We must avoid deluding ourselves. It is not about knowing everything about Christian denial, its beauty and necessity; it is about passing to the act, to practice it. A great ancient spiritual teacher said: “It is possible to break ten times one’s will in a very brief time; and I will tell you how. One is strolling and sees something; his thought tells him: “Look there,” but he answers his thought: “no, I will not look,” and thus he breaks his own will. Then he meets others who are talking evil about someone and his thought tells him: “You, too, say what you know,” and he breaks his will by being silent,” [xi]

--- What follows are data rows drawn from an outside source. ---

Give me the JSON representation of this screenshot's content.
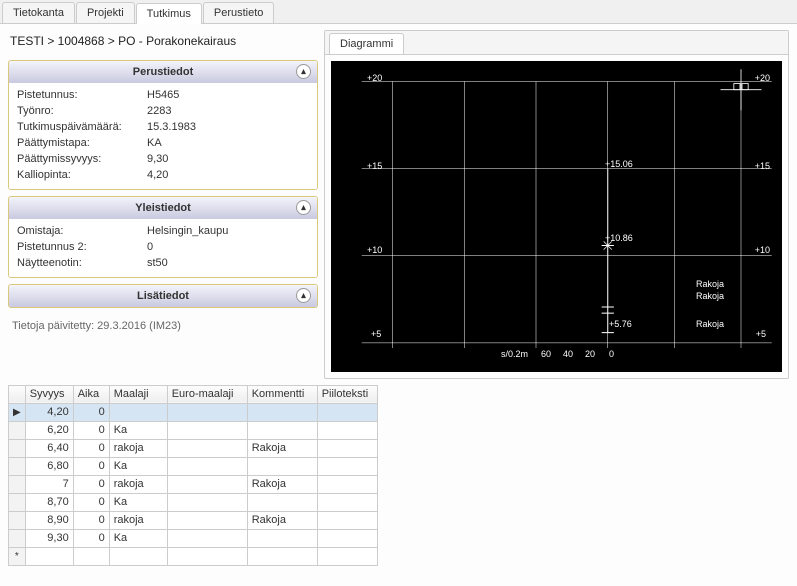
{
  "tabs": [
    "Tietokanta",
    "Projekti",
    "Tutkimus",
    "Perustieto"
  ],
  "active_tab": "Tutkimus",
  "breadcrumb": "TESTI > 1004868 > PO - Porakonekairaus",
  "panel_basic": {
    "title": "Perustiedot",
    "rows": [
      {
        "k": "Pistetunnus:",
        "v": "H5465"
      },
      {
        "k": "Työnro:",
        "v": "2283"
      },
      {
        "k": "Tutkimuspäivämäärä:",
        "v": "15.3.1983"
      },
      {
        "k": "Päättymistapa:",
        "v": "KA"
      },
      {
        "k": "Päättymissyvyys:",
        "v": "9,30"
      },
      {
        "k": "Kalliopinta:",
        "v": "4,20"
      }
    ]
  },
  "panel_general": {
    "title": "Yleistiedot",
    "rows": [
      {
        "k": "Omistaja:",
        "v": "Helsingin_kaupu"
      },
      {
        "k": "Pistetunnus 2:",
        "v": "0"
      },
      {
        "k": "Näytteenotin:",
        "v": "st50"
      }
    ]
  },
  "panel_extra": {
    "title": "Lisätiedot"
  },
  "updated_text": "Tietoja päivitetty: 29.3.2016 (IM23)",
  "diagram_tab": "Diagrammi",
  "diagram": {
    "y_ticks": [
      "+20",
      "+15",
      "+10",
      "+5"
    ],
    "x_label": "s/0.2m",
    "x_ticks": [
      "60",
      "40",
      "20",
      "0"
    ],
    "markers": [
      "+15.06",
      "+10.86",
      "+5.76"
    ],
    "annotations": [
      "Rakoja",
      "Rakoja",
      "Rakoja"
    ]
  },
  "grid": {
    "headers": [
      "Syvyys",
      "Aika",
      "Maalaji",
      "Euro-maalaji",
      "Kommentti",
      "Piiloteksti"
    ],
    "rows": [
      {
        "syv": "4,20",
        "aika": "0",
        "maa": "",
        "euro": "",
        "kom": "",
        "piil": ""
      },
      {
        "syv": "6,20",
        "aika": "0",
        "maa": "Ka",
        "euro": "",
        "kom": "",
        "piil": ""
      },
      {
        "syv": "6,40",
        "aika": "0",
        "maa": "rakoja",
        "euro": "",
        "kom": "Rakoja",
        "piil": ""
      },
      {
        "syv": "6,80",
        "aika": "0",
        "maa": "Ka",
        "euro": "",
        "kom": "",
        "piil": ""
      },
      {
        "syv": "7",
        "aika": "0",
        "maa": "rakoja",
        "euro": "",
        "kom": "Rakoja",
        "piil": ""
      },
      {
        "syv": "8,70",
        "aika": "0",
        "maa": "Ka",
        "euro": "",
        "kom": "",
        "piil": ""
      },
      {
        "syv": "8,90",
        "aika": "0",
        "maa": "rakoja",
        "euro": "",
        "kom": "Rakoja",
        "piil": ""
      },
      {
        "syv": "9,30",
        "aika": "0",
        "maa": "Ka",
        "euro": "",
        "kom": "",
        "piil": ""
      }
    ]
  },
  "row_marker": "▶",
  "new_row_marker": "*",
  "collapse_glyph": "▴"
}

This ancient Father gives, as we see, all examples drawn from the monastic life. But they can be easily updated and adapted to the life of each one, clergy and laity. You encounter, if not a leper as Francis, a poor man that you know will ask you for something; your old man pushed you to go to the opposite side of the street, but, instead, you do violence to yourself and go to meet him, perhaps giving him only a greeting or a smile, if you cannot do more. You are given the occasion for an illicit profit: you say no and you have denied yourself. You are contradicted in an idea; wounded in your pride, you want to fight back energetically, be silent and wait: you will have broken your I. You think you have received a wrong, a mistreatment or an office inadequate to your merits: you would like to have everyone note it, closing yourself in a tacit reproof. You say no, you break the silence, smile and reopen the dialogue. You have denied yourself and saved charity. And so on.
A sign that one is at a good point of the struggle against one’s I is the capacity or at least the effort to rejoice for the good done or the promotion received by another, as if it were for oneself.

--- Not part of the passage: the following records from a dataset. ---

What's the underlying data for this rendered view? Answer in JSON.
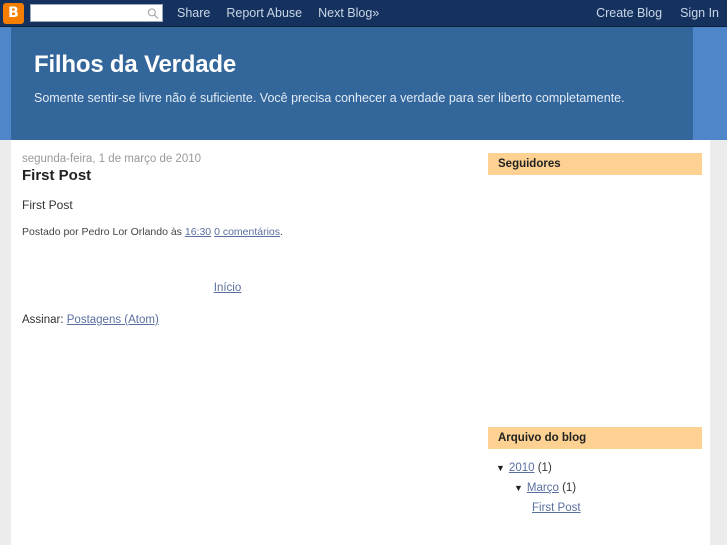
{
  "navbar": {
    "logo_icon": "blogger-b-icon",
    "logo_glyph": "B",
    "search": {
      "value": "",
      "placeholder": "",
      "icon": "search-icon"
    },
    "links": [
      {
        "label": "Share"
      },
      {
        "label": "Report Abuse"
      },
      {
        "label": "Next Blog»"
      }
    ],
    "right_links": [
      {
        "label": "Create Blog"
      },
      {
        "label": "Sign In"
      }
    ]
  },
  "header": {
    "title": "Filhos da Verdade",
    "description": "Somente sentir-se livre não é suficiente. Você precisa conhecer a verdade para ser liberto completamente.",
    "band_color": "#33669a",
    "band_border_color": "#4f85c9"
  },
  "main": {
    "post": {
      "date": "segunda-feira, 1 de março de 2010",
      "title": "First Post",
      "body": "First Post",
      "footer_prefix": "Postado por Pedro Lor Orlando às",
      "footer_time": "16:30",
      "footer_comments": "0 comentários",
      "footer_suffix": "."
    },
    "home_link": "Início",
    "subscribe_label": "Assinar:",
    "subscribe_link": "Postagens (Atom)"
  },
  "sidebar": {
    "followers": {
      "title": "Seguidores",
      "items": []
    },
    "archive": {
      "title": "Arquivo do blog",
      "accent_color": "#fdd191",
      "entries": [
        {
          "level": 1,
          "arrow": "▼",
          "label": "2010",
          "count": "(1)",
          "link": true
        },
        {
          "level": 2,
          "arrow": "▼",
          "label": "Março",
          "count": "(1)",
          "link": true
        },
        {
          "level": 3,
          "arrow": "",
          "label": "First Post",
          "count": "",
          "link": true
        }
      ]
    }
  }
}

“Blessed is that servant,” writes Francis in one of his Admonitions, “who does not become proud over the good that the Lord says and works through him more than for the good that He says and does through another.”
A difficult aim (I certainly do not speak about it as one who has arrived there) but Francis’ life has showed us what can be born from the denial of oneself made in response to grace. The final aim is to be able to say with Paul and with him: “It is no longer I who live, Christ lives in me.” And it will mean full joy and peace, already on this earth. With his “perfect happiness” Francis is a living witness to “the joy of the Gospel”, the Evangelii gaudium.
[Translation by ZENIT]
i Y. Congar, True and False Reform of the Church, Milan, Jaka Books, 1972, p. 194.
ii Celano, Vita Prima, VOO, 17 (FF 348).
iii Cf. Celano, Vita Seconda, V, 9 (FF592).
iv Cf. Celano, Vita Prima, III, 7 (FF, 331).
v Bihhmeyer – Tuckle, II, p. 239.
vi Legend of the Three Companions, VIII (FF 1431, f.).
vii FF, 358; 1436 f.; 1508.
viii Legenda perugina 114 (FF 1673).
ix Sealed Rule, chapter II.
x On the conditions of a true reform see Congar, op, cit., pp. 177 ff.
xi Dorotheus of Gaza, Spiritual Works, I, 20 (SCH 92, p. 177).